It's ironic that, while women have become a financial force in this country since the 1950s, our culture continues to discourage them from making financial decisions, says Bridget A. Macaskill, president and CEO of New York-based Oppenheimer Management Corp.
Girls learn at an early age that some "knight in shining armor" will come along to take care of them, Macaskill said at last month's Society of American Business Writers and Editors Conference on Personal Finance in Boston. The reality, however, is that women live longer than men, tend to save later in life and to save less, and are more conservative in their investing.
Oppenheimer ? a top mutual fund company which manages $38 billion ? found that while 90% of women and 85% of men don't believe investing is exclusively a man's job, only 12% of women actually make investment decisions. Such startling data prompted Oppenheimer to start its Women and Investing Program in 1992.
"The press and financial services industry have a responsibility to enlighten women on the need to organize their finances, educate them on basic investment principles and empower them to act, either individually or with the assistance of an advisor," Macaskill said.
Mary Helen Gillespie, assistant managing editor for business and finance at the Boston Herald, agreed that women must be targeted.
"The knight in shining armor is gone," she said. "He eloped with June Cleaver. They're living in a town house in Boca Raton."
But the quandary for journalists is responding to the social changes affecting women at a time when newspapers are daunted by their own problems.
"We're trying to change some rules and make some improvements in an atmosphere of shrinking newsholes, vaporous advertising and rising newsprint costs," Gillespie told SABEW members in Boston.
Because of these concerns, editors may be unwilling to give space to such niche coverage.
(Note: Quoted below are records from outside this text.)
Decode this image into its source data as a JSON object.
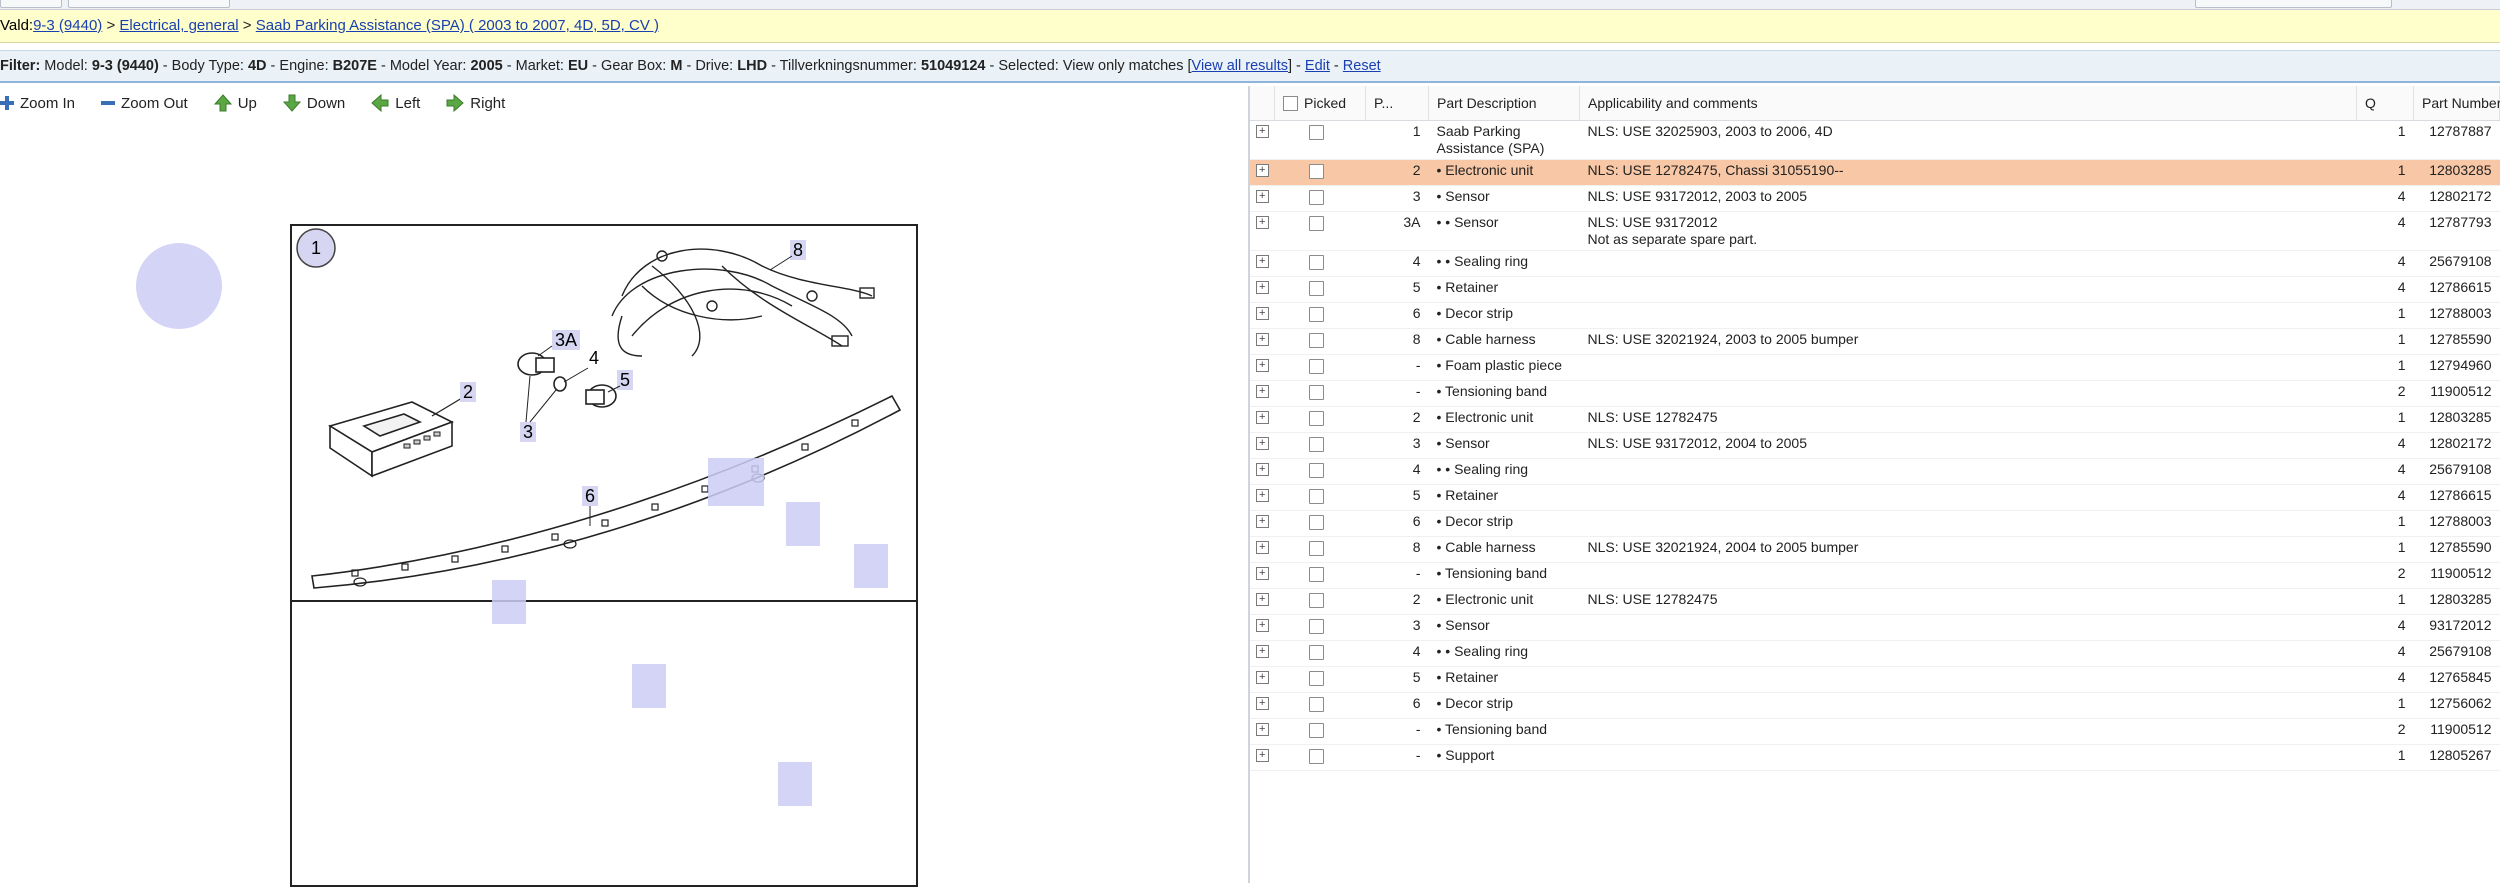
{
  "breadcrumb": {
    "prefix": "Vald:",
    "items": [
      "9-3 (9440)",
      "Electrical, general",
      "Saab Parking Assistance (SPA) ( 2003 to 2007, 4D, 5D, CV )"
    ],
    "sep": " > "
  },
  "filter": {
    "label": "Filter:",
    "segments": [
      {
        "k": " Model: ",
        "v": "9-3 (9440)"
      },
      {
        "k": " - Body Type: ",
        "v": "4D"
      },
      {
        "k": " - Engine: ",
        "v": "B207E"
      },
      {
        "k": " - Model Year: ",
        "v": "2005"
      },
      {
        "k": " - Market: ",
        "v": "EU"
      },
      {
        "k": " - Gear Box: ",
        "v": "M"
      },
      {
        "k": " - Drive: ",
        "v": "LHD"
      },
      {
        "k": " - Tillverkningsnummer: ",
        "v": "51049124"
      },
      {
        "k": " - Selected: ",
        "v": ""
      }
    ],
    "selected_text": "View only matches ",
    "view_all": "View all results",
    "edit": "Edit",
    "reset": "Reset"
  },
  "toolbar": {
    "zoom_in": "Zoom In",
    "zoom_out": "Zoom Out",
    "up": "Up",
    "down": "Down",
    "left": "Left",
    "right": "Right"
  },
  "diagram": {
    "callouts": [
      "1",
      "2",
      "3A",
      "4",
      "5",
      "3",
      "6",
      "8"
    ]
  },
  "table": {
    "headers": {
      "picked": "Picked",
      "pos": "P...",
      "desc": "Part Description",
      "app": "Applicability and comments",
      "q": "Q",
      "pn": "Part Number"
    },
    "rows": [
      {
        "pos": "1",
        "desc": "Saab Parking Assistance (SPA)",
        "app": "NLS: USE 32025903, 2003 to 2006, 4D",
        "q": "1",
        "pn": "12787887"
      },
      {
        "pos": "2",
        "desc": "• Electronic unit",
        "app": "NLS: USE 12782475, Chassi 31055190--",
        "q": "1",
        "pn": "12803285",
        "hl": true
      },
      {
        "pos": "3",
        "desc": "• Sensor",
        "app": "NLS: USE 93172012, 2003 to 2005",
        "q": "4",
        "pn": "12802172"
      },
      {
        "pos": "3A",
        "desc": "• • Sensor",
        "app": "NLS: USE 93172012",
        "app2": "Not as separate spare part.",
        "q": "4",
        "pn": "12787793"
      },
      {
        "pos": "4",
        "desc": "• • Sealing ring",
        "app": "",
        "q": "4",
        "pn": "25679108"
      },
      {
        "pos": "5",
        "desc": "• Retainer",
        "app": "",
        "q": "4",
        "pn": "12786615"
      },
      {
        "pos": "6",
        "desc": "• Decor strip",
        "app": "",
        "q": "1",
        "pn": "12788003"
      },
      {
        "pos": "8",
        "desc": "• Cable harness",
        "app": "NLS: USE 32021924, 2003 to 2005 bumper",
        "q": "1",
        "pn": "12785590"
      },
      {
        "pos": "-",
        "desc": "• Foam plastic piece",
        "app": "",
        "q": "1",
        "pn": "12794960"
      },
      {
        "pos": "-",
        "desc": "• Tensioning band",
        "app": "",
        "q": "2",
        "pn": "11900512"
      },
      {
        "pos": "2",
        "desc": "• Electronic unit",
        "app": "NLS: USE 12782475",
        "q": "1",
        "pn": "12803285"
      },
      {
        "pos": "3",
        "desc": "• Sensor",
        "app": "NLS: USE 93172012, 2004 to 2005",
        "q": "4",
        "pn": "12802172"
      },
      {
        "pos": "4",
        "desc": "• • Sealing ring",
        "app": "",
        "q": "4",
        "pn": "25679108"
      },
      {
        "pos": "5",
        "desc": "• Retainer",
        "app": "",
        "q": "4",
        "pn": "12786615"
      },
      {
        "pos": "6",
        "desc": "• Decor strip",
        "app": "",
        "q": "1",
        "pn": "12788003"
      },
      {
        "pos": "8",
        "desc": "• Cable harness",
        "app": "NLS: USE 32021924, 2004 to 2005 bumper",
        "q": "1",
        "pn": "12785590"
      },
      {
        "pos": "-",
        "desc": "• Tensioning band",
        "app": "",
        "q": "2",
        "pn": "11900512"
      },
      {
        "pos": "2",
        "desc": "• Electronic unit",
        "app": "NLS: USE 12782475",
        "q": "1",
        "pn": "12803285"
      },
      {
        "pos": "3",
        "desc": "• Sensor",
        "app": "",
        "q": "4",
        "pn": "93172012"
      },
      {
        "pos": "4",
        "desc": "• • Sealing ring",
        "app": "",
        "q": "4",
        "pn": "25679108"
      },
      {
        "pos": "5",
        "desc": "• Retainer",
        "app": "",
        "q": "4",
        "pn": "12765845"
      },
      {
        "pos": "6",
        "desc": "• Decor strip",
        "app": "",
        "q": "1",
        "pn": "12756062"
      },
      {
        "pos": "-",
        "desc": "• Tensioning band",
        "app": "",
        "q": "2",
        "pn": "11900512"
      },
      {
        "pos": "-",
        "desc": "• Support",
        "app": "",
        "q": "1",
        "pn": "12805267"
      }
    ]
  },
  "colors": {
    "highlight_row": "#f8c7a5",
    "breadcrumb_bg": "#ffffcc",
    "filter_bg": "#eaf1f7",
    "hotspot": "#cdcdf5",
    "link": "#1a3fb0"
  }
}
But, Gillespie argued, reporting on women and money can be a revenue and circulation builder.
"I know we're all journalists in this room and we never cross over to the other side," she said. "But in light of the challenges we're facing, we've got to start expanding our product."
The Herald runs a financial column aimed at females that has proved popular with homemakers as well as CEOs. Financial experts are quoted, but the paper has a strict policy of "no selling," Gillespie said. "We make it clear that no one benefits from this information but the reader."
The daily also offers a call-in service twice a year, through which readers can get advice from certified financial planners. The phone bank, which is not targeted to women but has mostly female respondents, takes in about 2,000 calls a day.
Gillespie is amazed at the variety of financial problems out there. "We've seen everything from, 'I have $2 million in treasury bills; should I be in mutual funds?' to 'I'm in jail and need help paying for a lawyer,' " she said. "The range is unbelievable, but the need is there."
And a few years ago, the Herald sponsored a free forum on personal finance that attracted over 500 participants.
Gillespie thinks newspapers are smart in using such means to grab the public's attention.
"If you think you're a journalist who works for a publication, then you're probably not going to have a job in 10 years," she said. "But if you think you're a journalist who works for an information company . . . there are many different ways to distribute the information we have that people need."
By: Tony Case Newspaper business pages attempting to address the concerns of a segment of the work force that earns more than $1 trillion a year sp.